● **WHAT IS EXPECTED**
Each record below has to be printed verbatim.

(RECORDED INFORMATION Opens)

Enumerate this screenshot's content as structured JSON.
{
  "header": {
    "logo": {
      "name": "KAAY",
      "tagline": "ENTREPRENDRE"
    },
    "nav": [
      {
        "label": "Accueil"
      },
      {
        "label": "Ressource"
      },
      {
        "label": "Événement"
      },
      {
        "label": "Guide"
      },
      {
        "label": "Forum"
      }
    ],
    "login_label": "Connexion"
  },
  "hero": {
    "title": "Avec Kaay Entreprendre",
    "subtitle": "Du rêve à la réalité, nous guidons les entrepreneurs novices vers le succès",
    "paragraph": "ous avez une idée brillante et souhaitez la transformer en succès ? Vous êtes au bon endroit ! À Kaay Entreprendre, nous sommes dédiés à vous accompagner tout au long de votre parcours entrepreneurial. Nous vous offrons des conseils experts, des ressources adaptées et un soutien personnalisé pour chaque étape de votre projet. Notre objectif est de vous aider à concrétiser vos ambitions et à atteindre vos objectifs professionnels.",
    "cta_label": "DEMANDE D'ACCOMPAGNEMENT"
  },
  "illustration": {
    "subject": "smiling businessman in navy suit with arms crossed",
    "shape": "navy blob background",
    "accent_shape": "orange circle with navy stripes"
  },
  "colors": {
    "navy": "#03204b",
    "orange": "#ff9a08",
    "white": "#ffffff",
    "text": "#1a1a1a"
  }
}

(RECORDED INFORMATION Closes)

● **SOLUTION TO THIS TASK**
Enumerate this screenshot's content as structured JSON.
{
  "header": {
    "logo": {
      "name": "KAAY",
      "tagline": "ENTREPRENDRE"
    },
    "nav": [
      {
        "label": "Accueil"
      },
      {
        "label": "Ressource"
      },
      {
        "label": "Événement"
      },
      {
        "label": "Guide"
      },
      {
        "label": "Forum"
      }
    ],
    "login_label": "Connexion"
  },
  "hero": {
    "title": "Avec Kaay Entreprendre",
    "subtitle": "Du rêve à la réalité, nous guidons les entrepreneurs novices vers le succès",
    "paragraph": "ous avez une idée brillante et souhaitez la transformer en succès ? Vous êtes au bon endroit ! À Kaay Entreprendre, nous sommes dédiés à vous accompagner tout au long de votre parcours entrepreneurial. Nous vous offrons des conseils experts, des ressources adaptées et un soutien personnalisé pour chaque étape de votre projet. Notre objectif est de vous aider à concrétiser vos ambitions et à atteindre vos objectifs professionnels.",
    "cta_label": "DEMANDE D'ACCOMPAGNEMENT"
  },
  "illustration": {
    "subject": "smiling businessman in navy suit with arms crossed",
    "shape": "navy blob background",
    "accent_shape": "orange circle with navy stripes"
  },
  "colors": {
    "navy": "#03204b",
    "orange": "#ff9a08",
    "white": "#ffffff",
    "text": "#1a1a1a"
  }
}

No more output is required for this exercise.